Dr Guy Lubitsh & Dr Tami Lubitsh-White explain the best possible ways to retain a healthy work culture through the current restrictions
The shift to remote working has put pressure on leaders and staff across various sectors and settings. Remote working has some significant advantages on the old way of interacting, with many enjoying less commuting time and more focussed meetings, however, Fosslien et. al. (2020) suggest that people are struggling with zoom fatigue and feeling more isolated without the workplace culture.
“We are missing the informal conversation/’water cooler’ conversations that are important for retaining a happy workplace culture” (block quote)

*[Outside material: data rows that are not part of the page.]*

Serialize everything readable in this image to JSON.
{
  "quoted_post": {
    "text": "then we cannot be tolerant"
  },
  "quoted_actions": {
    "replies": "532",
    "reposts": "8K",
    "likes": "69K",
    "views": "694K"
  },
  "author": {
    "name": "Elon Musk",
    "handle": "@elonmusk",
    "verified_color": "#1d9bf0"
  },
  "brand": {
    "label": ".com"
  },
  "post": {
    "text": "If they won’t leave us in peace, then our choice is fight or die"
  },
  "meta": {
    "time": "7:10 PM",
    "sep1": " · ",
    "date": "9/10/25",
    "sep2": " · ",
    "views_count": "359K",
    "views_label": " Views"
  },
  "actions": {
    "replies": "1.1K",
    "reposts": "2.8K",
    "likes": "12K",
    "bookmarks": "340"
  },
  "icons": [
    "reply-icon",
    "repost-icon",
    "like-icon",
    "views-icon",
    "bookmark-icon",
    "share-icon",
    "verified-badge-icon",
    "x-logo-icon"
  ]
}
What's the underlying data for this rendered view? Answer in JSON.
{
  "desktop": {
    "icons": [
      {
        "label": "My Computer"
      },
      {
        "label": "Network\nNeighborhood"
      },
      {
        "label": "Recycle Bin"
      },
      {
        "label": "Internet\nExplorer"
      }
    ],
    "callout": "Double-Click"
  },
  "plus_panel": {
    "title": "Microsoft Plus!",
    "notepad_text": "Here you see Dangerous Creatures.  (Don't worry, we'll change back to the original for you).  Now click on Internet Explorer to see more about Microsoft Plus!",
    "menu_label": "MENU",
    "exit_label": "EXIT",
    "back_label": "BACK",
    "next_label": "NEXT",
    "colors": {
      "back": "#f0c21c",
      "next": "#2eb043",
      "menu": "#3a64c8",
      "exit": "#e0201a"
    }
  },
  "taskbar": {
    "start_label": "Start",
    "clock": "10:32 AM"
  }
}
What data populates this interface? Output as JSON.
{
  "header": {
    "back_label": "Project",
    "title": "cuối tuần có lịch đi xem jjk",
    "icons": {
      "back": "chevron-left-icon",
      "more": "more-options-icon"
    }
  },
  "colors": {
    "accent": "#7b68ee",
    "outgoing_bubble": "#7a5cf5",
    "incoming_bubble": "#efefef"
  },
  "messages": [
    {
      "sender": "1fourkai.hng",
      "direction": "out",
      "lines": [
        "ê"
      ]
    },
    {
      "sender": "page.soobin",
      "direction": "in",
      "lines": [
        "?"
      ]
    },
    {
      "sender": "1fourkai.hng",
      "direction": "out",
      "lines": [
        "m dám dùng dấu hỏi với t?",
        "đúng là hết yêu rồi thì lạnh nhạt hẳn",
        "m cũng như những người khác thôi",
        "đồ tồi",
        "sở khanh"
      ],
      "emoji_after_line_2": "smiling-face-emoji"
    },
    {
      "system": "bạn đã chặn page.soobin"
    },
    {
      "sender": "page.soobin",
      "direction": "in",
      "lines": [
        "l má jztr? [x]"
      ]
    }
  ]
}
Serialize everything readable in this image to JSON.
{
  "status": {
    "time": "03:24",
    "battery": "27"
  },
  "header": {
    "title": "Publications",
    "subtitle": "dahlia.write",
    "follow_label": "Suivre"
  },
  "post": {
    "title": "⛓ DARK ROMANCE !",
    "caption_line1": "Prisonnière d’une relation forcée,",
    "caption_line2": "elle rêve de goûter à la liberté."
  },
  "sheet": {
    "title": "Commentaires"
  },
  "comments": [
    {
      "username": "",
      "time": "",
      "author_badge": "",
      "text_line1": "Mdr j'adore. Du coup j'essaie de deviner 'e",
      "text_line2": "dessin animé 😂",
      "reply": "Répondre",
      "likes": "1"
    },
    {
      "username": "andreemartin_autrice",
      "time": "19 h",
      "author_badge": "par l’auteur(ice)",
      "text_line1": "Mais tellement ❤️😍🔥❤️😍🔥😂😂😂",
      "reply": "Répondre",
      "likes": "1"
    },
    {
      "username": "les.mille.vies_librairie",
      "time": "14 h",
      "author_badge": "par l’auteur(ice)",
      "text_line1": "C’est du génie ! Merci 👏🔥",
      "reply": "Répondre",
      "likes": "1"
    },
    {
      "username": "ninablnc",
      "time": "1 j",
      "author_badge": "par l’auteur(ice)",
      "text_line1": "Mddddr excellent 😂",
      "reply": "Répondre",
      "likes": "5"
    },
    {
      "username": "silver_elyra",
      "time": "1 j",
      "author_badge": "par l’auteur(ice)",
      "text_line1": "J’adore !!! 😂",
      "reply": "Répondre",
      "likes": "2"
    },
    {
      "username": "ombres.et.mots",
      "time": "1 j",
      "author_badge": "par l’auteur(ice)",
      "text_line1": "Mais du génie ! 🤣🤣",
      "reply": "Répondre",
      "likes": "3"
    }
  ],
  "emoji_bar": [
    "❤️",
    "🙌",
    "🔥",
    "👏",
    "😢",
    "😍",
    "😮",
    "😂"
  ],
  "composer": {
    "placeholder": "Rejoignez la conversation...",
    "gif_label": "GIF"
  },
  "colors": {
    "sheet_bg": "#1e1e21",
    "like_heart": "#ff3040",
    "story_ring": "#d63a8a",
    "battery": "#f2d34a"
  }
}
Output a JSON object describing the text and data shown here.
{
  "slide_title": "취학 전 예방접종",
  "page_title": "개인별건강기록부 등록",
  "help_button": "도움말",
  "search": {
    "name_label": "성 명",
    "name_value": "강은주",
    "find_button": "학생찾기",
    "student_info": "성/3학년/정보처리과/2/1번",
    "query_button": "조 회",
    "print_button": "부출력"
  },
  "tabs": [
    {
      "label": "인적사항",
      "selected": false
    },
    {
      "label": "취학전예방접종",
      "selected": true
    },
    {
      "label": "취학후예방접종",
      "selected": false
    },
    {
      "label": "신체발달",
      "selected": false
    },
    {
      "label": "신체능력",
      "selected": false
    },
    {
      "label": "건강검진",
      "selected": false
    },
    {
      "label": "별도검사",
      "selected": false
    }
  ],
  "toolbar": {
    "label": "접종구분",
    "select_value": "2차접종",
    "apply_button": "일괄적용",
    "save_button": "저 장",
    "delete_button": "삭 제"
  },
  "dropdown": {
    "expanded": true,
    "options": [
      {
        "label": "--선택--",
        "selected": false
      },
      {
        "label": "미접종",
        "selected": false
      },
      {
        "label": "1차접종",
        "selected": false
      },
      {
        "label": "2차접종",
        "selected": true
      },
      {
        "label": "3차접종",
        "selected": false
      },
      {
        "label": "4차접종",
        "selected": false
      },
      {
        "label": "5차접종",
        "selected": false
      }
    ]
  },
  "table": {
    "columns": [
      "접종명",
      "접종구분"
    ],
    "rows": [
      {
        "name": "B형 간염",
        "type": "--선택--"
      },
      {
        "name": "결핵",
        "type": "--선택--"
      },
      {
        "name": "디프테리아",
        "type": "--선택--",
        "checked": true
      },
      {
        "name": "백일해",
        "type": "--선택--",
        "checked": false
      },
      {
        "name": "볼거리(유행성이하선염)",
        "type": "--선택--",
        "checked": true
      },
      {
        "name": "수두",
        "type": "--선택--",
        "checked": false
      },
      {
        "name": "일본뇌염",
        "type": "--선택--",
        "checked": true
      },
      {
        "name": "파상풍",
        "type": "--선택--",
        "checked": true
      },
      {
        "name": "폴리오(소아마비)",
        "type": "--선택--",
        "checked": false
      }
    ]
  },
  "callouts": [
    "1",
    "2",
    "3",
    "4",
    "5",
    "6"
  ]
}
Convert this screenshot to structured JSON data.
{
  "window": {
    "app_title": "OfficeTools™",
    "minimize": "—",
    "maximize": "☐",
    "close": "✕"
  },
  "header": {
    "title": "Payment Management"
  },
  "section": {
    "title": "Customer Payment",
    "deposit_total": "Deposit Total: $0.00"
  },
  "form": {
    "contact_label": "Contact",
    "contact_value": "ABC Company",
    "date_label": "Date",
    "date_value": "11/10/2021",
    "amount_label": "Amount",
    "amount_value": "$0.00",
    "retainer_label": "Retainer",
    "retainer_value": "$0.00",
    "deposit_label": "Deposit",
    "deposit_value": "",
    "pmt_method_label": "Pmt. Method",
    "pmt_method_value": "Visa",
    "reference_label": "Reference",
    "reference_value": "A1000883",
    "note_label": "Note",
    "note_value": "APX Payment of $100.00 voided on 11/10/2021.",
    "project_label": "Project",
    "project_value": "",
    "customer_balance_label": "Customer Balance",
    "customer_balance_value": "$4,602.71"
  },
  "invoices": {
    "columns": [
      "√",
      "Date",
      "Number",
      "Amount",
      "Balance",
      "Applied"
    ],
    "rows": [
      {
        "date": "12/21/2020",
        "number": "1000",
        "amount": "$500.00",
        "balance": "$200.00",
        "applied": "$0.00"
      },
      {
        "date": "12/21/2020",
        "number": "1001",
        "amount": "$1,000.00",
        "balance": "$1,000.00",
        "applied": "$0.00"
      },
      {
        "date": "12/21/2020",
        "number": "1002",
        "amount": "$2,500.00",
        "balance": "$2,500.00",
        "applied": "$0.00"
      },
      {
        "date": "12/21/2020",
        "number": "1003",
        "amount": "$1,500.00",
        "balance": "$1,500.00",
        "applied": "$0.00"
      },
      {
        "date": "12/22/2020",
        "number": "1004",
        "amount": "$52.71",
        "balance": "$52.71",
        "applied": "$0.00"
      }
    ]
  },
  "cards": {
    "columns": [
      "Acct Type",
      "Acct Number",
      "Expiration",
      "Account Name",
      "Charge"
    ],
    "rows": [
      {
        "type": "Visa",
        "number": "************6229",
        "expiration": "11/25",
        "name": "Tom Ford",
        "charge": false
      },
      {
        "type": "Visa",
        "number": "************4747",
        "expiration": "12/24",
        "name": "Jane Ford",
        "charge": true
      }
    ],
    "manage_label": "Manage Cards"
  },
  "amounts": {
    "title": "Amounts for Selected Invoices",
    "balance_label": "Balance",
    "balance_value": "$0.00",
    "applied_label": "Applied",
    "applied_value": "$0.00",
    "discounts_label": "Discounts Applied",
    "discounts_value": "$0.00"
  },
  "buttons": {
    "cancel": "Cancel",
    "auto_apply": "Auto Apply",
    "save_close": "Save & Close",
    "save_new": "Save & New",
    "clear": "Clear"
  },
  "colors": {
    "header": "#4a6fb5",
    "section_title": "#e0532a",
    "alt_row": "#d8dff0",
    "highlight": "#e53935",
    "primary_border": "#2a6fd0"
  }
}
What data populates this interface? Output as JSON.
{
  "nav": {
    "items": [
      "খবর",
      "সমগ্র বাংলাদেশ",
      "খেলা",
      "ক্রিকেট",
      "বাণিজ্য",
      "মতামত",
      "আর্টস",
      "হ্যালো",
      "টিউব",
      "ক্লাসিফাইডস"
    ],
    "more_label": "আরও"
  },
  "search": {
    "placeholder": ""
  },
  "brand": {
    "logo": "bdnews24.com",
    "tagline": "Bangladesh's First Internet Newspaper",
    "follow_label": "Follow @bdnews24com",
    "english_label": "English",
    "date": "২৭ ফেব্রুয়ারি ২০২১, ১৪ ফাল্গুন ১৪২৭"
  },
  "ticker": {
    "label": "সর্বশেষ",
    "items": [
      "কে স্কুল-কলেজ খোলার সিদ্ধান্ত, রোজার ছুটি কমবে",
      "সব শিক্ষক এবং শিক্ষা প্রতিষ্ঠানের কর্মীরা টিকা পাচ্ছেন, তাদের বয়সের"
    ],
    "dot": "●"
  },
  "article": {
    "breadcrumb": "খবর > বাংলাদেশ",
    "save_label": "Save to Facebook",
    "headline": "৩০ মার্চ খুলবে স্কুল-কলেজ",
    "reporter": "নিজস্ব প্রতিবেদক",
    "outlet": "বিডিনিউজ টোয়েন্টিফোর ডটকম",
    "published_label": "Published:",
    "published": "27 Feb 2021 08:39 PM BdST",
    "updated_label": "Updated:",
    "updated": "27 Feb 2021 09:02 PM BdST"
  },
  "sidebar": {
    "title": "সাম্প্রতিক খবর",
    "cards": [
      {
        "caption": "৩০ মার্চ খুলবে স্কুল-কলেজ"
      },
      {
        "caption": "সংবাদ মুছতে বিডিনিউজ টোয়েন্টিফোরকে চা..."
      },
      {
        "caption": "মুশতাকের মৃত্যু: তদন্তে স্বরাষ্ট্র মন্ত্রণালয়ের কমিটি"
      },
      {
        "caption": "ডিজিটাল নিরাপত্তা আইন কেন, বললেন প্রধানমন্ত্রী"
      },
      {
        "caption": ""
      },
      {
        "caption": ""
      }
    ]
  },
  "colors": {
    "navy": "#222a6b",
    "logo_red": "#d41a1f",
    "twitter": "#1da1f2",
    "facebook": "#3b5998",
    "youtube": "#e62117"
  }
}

There are several possible reasons for this. One, it is very easy to get distracted and do other things whilst you are on a zoom call, reducing our genuine engagement with one another. Two, we lose out on the essential information that we take for granted in face-to-face communication, we miss out on social cues and body language that aid relationship development. Three, it is much more difficult to seek help/advice. Four, we are missing the informal conversation/’water cooler’ conversations that are important for retaining a happy workplace culture. Finally, our natural genetic make-up favours face-to-face connection (Cacioppo cited in Brown, 2018), so extensive time spent interacting on virtual calls fails to satisfy our basic human need for connection and workplace culture.
So what can we do to retain workplace culture through remote working?
- Increase psychological safety in your organisation and executive team: Given the loss of connection, it is important to invest more in a climate of psychological safety in which people can express themselves without fear of sanction.
- Regular open forums to express and share painful emotions: Organizations tend to focus on the more tangible aspects of organizational life including targets, actions and bottom-line performance. However, it’s important to organize forums where staff at all levels can discuss some of the intangibles, such as the quality of our relationships with each other during Covid-19, the anger on the loss of face-to-face contact, anxieties about job security, and frustration over the loss of belonging and connection with others.
- Allow for some informal time for networking: Similarly to in-person meetings where we are used to casual conversations before the meeting commences, it’s useful to open up the call 15-20 minutes early and allow for team members to connect informally with each other, share personal stories and anecdotes.
- Start the meeting by checking in on how each team member is feeling: We have learned that before moving into the business agenda, it’s helpful to spend 5-10 minutes listening to any recent positive stories from each participant on the call. You can also ask everyone to share their current mood and why? Acknowledge all emotions including ‘negatives’ and ‘positives’.
- Ask for continued and explicit feedback: In order to compensate for missing out on important contextual information such as body language or the emotional atmosphere in the room, it’s helpful to encourage colleagues to provide feedback by raising their hands or using emojis.
- Overcome the temptation to multitask: In a digital age, we are bombarded with information and it’s easy to get distracted. We worked with a manager who explained that he was able to play video games while participating in important business meetings online. Be accountable for your own presence even if others can’t see what you’re doing.
- Do not give up on difficult conversations: Make concerted effort to notice and respond to colleagues’ emotions and body language which can give you important clues for what they really need and want; create the space for difficult conversations even if it’s easier to avoid them in the virtual space.
- Don’t neglect the phone call: If there is a problem or misunderstanding, always aim to pick up the phone instead of sending an email.
- Set up a buddy system: On top of big town hall meetings, you can set up a buddy system across the organization that will help maintain a sense of workplace culture and a safe space for people to receive support from each other.
Brown, B. (2018). Dare to Lead. Penguin Random House.
Fosslien, L. & Duffy M. W. (2020). How to combat zoom fatigue? Harvard Business Review. Available at: https://hbr.org/2020/04/how-to-combat-zoom-fatigue